Opinion: CT is not Miami, but needs to brace for hurricane season

This satellite image made available by NOAA shows Hurricane Agatha, center, off the Pacific coast of Mexico on Sunday, May 29, 2022.

This satellite image made available by NOAA shows Hurricane Agatha, center, off the Pacific coast of Mexico on Sunday, May 29, 2022.

Associated Press

It seems that each year, hurricane season gets more and more media attention. It could be because the storms are consistently breaking records. Most recently, Hurricane Agatha made landfall in Southern Mexico as a Category 2 hurricane. Agatha was the strongest hurricane to ever make landfall during the month of May in the Eastern Pacific, where hurricane season began May 15. The Atlantic hurricane season began June 1 and goes until Nov. 30. The Atlantic season is also off to an active start with one named storm, Alex, already forming in the Atlantic. The system brought flooding rain to South Florida.

We’re not Miami or New Orleans, so we don’t have to worry, right? While we do not have the frequency of hurricane threats that southern states do, we absolutely need to watch every storm carefully.

The 2021 hurricane season not only washed out our summer but also became deadly, even though we had no direct hits. The state was brushed with four “remnant” storms. In July, Tropical Storm Elsa brought heavy rain and flash flood warnings along with strong wind gusts for parts of the state. August brought Fred, which was a remnant system but still brought heavy rain and even produced a morning tornado in the town of Thompson. Just days after Fred, Henri set its sights on the northeast. While the state dodged a direct hit as Henri made landfall in Rhode Island, we still saw several (more) inches of rain and gusty winds.

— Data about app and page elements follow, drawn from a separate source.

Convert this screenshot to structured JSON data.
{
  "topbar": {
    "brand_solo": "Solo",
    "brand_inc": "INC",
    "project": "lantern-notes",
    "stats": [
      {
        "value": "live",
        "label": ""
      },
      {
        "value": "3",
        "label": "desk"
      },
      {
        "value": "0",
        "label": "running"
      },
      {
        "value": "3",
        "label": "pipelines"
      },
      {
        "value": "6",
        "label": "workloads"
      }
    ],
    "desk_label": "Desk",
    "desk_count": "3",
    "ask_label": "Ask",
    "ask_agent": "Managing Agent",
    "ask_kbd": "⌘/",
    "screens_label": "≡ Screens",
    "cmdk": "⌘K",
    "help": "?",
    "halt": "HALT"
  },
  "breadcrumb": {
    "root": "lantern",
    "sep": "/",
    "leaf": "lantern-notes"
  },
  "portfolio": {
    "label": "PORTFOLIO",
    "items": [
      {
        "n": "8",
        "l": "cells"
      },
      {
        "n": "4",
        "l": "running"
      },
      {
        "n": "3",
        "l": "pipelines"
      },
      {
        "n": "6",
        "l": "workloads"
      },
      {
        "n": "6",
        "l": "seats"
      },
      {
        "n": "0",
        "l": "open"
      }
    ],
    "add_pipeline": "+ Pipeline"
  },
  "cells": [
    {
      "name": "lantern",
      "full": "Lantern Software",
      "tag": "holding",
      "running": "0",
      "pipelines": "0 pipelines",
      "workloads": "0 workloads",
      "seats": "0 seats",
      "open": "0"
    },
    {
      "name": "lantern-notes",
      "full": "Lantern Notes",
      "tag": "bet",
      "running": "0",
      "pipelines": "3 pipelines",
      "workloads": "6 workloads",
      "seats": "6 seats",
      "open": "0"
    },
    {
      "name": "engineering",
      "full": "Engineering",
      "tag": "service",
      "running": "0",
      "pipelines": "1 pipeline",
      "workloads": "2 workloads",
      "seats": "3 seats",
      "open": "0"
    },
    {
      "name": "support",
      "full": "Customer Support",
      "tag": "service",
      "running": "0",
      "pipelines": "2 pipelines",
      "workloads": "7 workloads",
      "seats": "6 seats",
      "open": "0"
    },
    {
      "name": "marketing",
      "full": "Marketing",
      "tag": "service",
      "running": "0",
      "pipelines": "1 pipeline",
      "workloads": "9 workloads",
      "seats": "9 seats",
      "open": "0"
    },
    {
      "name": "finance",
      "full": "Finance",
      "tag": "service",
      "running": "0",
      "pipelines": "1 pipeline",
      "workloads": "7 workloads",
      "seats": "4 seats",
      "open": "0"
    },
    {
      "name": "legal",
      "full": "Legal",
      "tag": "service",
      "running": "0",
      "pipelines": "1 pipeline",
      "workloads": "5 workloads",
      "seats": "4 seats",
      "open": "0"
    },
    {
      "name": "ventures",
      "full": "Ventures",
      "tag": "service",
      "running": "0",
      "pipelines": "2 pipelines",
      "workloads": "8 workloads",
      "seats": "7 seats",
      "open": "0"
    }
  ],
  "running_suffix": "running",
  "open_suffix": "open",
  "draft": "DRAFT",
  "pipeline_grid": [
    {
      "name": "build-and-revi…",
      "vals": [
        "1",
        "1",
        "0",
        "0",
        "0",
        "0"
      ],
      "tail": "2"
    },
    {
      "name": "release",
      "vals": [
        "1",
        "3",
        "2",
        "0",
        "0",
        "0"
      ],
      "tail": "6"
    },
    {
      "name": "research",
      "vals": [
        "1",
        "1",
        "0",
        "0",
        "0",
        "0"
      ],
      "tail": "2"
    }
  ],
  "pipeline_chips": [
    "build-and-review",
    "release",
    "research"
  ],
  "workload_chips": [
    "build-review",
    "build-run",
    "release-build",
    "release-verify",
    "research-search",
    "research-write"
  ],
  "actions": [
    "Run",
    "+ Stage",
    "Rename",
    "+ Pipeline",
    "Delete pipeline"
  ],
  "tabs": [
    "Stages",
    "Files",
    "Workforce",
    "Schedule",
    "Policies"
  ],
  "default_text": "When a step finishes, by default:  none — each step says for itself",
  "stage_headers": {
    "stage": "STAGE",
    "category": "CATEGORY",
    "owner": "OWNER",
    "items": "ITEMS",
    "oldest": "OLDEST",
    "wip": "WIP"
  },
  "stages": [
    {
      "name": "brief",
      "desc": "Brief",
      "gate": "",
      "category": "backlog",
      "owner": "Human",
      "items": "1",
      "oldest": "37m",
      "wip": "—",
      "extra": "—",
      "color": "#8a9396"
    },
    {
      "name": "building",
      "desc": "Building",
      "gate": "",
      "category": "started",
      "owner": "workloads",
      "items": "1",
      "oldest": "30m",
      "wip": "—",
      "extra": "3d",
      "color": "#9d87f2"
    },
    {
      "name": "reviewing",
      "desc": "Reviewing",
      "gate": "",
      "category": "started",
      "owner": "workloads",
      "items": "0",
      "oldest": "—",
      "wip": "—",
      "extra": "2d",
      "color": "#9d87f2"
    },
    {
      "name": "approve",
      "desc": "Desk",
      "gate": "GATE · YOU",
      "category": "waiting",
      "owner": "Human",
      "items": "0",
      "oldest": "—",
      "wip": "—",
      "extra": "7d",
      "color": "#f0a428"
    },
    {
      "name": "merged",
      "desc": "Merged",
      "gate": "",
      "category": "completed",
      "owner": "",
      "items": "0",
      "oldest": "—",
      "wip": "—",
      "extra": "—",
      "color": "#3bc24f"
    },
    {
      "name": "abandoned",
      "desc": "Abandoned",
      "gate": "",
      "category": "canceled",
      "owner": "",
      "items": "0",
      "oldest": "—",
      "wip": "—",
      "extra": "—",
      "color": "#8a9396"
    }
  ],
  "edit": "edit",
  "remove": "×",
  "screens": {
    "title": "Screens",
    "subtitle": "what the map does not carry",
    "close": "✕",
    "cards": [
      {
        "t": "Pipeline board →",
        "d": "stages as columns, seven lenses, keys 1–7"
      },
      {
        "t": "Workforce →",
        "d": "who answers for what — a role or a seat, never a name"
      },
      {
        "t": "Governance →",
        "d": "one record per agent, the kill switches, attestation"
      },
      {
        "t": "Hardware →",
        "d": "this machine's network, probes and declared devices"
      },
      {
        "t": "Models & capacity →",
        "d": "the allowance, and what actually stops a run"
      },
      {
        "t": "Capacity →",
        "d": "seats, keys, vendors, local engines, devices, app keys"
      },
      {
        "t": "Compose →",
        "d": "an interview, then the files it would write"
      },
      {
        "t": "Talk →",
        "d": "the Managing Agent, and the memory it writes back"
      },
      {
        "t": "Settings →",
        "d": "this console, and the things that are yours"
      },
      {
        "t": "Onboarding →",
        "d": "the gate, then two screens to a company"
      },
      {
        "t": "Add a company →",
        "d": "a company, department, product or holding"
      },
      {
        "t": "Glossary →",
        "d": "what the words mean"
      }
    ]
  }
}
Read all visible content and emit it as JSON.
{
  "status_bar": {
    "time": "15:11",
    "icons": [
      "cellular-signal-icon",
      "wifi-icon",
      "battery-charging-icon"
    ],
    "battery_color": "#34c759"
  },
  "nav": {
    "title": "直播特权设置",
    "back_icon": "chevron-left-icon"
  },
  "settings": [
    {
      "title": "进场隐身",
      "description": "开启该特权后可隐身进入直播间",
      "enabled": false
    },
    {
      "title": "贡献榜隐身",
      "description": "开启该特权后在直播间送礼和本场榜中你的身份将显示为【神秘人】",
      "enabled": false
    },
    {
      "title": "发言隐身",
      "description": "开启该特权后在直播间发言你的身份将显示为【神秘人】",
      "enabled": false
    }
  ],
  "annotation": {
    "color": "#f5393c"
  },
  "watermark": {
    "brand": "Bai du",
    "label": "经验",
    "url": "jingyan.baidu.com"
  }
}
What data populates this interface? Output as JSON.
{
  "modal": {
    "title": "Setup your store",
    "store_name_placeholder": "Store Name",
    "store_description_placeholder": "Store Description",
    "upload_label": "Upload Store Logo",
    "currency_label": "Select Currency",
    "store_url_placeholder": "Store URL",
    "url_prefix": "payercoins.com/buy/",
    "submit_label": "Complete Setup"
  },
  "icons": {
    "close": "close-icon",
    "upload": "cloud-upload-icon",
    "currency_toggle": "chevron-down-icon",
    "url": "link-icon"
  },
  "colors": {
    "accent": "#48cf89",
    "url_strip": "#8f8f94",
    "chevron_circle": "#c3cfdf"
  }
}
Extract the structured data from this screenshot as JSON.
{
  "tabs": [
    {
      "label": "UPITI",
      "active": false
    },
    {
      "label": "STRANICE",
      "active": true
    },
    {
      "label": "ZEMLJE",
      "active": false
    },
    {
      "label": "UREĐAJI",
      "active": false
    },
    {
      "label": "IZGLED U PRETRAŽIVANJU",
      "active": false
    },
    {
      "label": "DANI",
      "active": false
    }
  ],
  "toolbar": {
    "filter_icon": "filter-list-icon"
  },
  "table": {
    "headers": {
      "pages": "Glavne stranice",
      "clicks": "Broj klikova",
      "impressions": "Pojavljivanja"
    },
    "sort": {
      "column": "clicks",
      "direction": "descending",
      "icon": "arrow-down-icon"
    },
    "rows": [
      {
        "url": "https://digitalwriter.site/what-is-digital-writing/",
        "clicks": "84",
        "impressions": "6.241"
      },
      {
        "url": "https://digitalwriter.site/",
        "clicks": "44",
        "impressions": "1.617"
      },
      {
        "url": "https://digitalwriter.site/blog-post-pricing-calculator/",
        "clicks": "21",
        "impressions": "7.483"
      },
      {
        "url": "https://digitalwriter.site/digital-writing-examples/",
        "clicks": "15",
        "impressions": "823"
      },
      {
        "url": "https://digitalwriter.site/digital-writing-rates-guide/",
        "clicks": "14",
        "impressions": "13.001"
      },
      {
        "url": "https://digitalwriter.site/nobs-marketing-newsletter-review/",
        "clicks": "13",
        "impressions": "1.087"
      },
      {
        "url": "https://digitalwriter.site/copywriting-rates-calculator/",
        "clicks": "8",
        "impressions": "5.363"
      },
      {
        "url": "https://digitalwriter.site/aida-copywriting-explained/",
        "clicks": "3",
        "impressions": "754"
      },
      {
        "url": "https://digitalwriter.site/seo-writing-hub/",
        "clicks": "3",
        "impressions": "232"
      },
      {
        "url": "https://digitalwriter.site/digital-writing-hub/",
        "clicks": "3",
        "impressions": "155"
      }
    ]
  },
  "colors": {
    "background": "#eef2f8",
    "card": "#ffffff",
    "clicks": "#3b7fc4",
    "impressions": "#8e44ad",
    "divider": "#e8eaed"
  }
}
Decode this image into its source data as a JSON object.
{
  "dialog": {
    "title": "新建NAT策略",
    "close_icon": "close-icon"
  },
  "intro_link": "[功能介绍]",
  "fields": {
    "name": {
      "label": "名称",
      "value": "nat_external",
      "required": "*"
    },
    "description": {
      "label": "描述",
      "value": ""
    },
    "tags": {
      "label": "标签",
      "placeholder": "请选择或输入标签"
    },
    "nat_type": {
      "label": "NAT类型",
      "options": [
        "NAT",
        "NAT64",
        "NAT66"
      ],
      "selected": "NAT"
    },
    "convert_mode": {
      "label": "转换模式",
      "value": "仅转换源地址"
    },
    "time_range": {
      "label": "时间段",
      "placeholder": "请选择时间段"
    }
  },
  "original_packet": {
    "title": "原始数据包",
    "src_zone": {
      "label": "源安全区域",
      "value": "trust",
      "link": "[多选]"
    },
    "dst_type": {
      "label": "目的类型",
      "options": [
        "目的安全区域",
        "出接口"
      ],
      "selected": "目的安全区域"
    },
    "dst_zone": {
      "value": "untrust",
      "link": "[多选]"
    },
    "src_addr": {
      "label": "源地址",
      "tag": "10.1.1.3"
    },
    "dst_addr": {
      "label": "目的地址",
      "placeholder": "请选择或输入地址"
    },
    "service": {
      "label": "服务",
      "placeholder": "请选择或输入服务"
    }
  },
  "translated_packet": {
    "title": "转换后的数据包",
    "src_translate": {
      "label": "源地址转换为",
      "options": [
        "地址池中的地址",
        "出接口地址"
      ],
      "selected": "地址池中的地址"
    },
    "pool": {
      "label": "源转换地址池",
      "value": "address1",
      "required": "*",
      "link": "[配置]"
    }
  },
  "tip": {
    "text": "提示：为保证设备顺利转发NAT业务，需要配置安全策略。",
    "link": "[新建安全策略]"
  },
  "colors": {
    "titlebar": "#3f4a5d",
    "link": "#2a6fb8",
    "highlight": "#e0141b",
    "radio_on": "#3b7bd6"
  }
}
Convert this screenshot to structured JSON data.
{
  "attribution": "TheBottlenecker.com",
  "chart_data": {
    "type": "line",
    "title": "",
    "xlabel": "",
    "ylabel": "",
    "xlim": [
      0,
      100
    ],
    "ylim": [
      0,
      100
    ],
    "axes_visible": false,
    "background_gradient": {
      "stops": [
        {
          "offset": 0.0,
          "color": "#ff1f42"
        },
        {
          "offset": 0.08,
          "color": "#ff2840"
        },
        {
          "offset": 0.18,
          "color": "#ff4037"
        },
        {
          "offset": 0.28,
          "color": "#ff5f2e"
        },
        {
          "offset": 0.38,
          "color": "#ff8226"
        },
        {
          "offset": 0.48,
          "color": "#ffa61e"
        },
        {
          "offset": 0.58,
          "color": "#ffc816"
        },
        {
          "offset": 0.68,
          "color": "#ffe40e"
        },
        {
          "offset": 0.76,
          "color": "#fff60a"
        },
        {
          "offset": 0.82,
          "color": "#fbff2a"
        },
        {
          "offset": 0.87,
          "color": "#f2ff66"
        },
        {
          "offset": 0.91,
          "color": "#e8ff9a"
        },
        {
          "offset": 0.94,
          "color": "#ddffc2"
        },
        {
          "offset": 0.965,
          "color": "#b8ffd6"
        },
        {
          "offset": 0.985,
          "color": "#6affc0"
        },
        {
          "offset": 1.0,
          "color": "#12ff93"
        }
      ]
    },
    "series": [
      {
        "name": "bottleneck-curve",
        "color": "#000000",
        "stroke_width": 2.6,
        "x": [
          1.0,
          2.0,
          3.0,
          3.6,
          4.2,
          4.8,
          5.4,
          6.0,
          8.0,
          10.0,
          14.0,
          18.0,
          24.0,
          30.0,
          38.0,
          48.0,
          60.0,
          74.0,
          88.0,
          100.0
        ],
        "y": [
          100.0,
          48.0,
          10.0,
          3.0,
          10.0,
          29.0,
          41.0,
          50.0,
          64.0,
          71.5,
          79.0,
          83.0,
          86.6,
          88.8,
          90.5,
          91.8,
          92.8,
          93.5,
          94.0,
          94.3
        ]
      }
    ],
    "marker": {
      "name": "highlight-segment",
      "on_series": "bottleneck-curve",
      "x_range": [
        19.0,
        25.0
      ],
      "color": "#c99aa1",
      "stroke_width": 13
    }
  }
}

The 2021 season was not done with us yet. Hurricane Ida was a catastrophic Category 4 hurricane that made landfall in Louisiana. Its remnants caused destruction with severe flash flooding as it traveled north and east toward Connecticut. By the time its leftovers arrived in Connecticut in early September, rivers and streams were already running high from the previous storms and the ground was saturated.

The water had nowhere to go. The result? A flash flood emergency. This was the first time this type of emergency was issued for parts of the state by the National Weather Service. Ida’s flood emergency turned deadly after a Connecticut state trooper’s cruiser was swept away by the raging water in Woodbury. His body was found hours later.

All of the damage and even death from the onslaught of tropical systems were caused by storms that did not make a direct hit in Connecticut. The lesson we should learn: we need to pay close attention to weather patterns during hurricane season. Last year, a strong (and persistent) Bermuda high-pressure system sat off of the East Coast and funneled the remnants of storms toward the Northeast. Despite the damage we experienced, it could have been much worse if these systems had not weakened over land before making it to the state.

One thing we also experienced last summer was a social media backlash to local meteorologists when the forecast changed track or intensity. Local “mets” were called names and some were chastised for over-warning. even when the forecast was verified. Tropical systems are fickle. The track and intensity vary considerably based on atmospheric conditions behind and ahead of the storms. Small nuances can mean big changes.

As a meteorologist who has been forecasting for more than 20 years, I have just one piece of advice going into the upcoming season (and I reiterate this with snow forecasts, too.) Know your source! There are many people with social media accounts who have thousands of followers, but have no meteorological training. Besides finding good sources to follow, we ask that followers realize that while severe weather may have skipped your town, another family may be cleaning up from damage or worse, dealing with loss of life or injuries to a friend or a family member.

Just as meteorology is not an exact science, emergency messages via social media are still evolving. Social media algorithms can delay messages, severe weather can be (and often is) hyper-local and emergency messages are not one-size-fits-all. We try our best to keep people safe. My motto is to “prepare, not scare.” We get the information out for maximum preparation with the hope that people are not caught off-guard by a storm.

The experts at the National Oceanic and Atmospheric Administration (NOAA) expect another active season. The current forecast calls for 14 to 21 named storms, with six to 10 of those storms to form into hurricanes, and three to six to form into major hurricanes (hurricanes of Category 3 or higher, with winds over 111 mph).

Of course, many of these expected storms may stay out to sea. However, as we experienced last summer, we don’t need a direct hit for damage or life-threatening conditions.

It only takes one storm.

Darren Sweeney is an associate professor in the Department of Journalism at Central Connecticut State University and a meteorologist and reporter at NBC Connecticut.